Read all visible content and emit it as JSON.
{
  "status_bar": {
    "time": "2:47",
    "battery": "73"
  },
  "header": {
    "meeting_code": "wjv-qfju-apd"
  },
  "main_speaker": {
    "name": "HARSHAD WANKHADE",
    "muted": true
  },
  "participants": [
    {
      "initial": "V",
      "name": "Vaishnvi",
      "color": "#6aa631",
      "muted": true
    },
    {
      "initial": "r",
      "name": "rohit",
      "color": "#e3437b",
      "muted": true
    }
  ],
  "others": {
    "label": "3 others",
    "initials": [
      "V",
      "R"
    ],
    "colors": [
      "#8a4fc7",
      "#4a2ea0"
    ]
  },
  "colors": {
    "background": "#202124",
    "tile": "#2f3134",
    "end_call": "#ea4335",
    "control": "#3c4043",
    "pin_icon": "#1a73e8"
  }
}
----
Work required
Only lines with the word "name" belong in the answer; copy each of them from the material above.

Solution to this task
    "name": "HARSHAD WANKHADE",
      "name": "Vaishnvi",
      "name": "rohit",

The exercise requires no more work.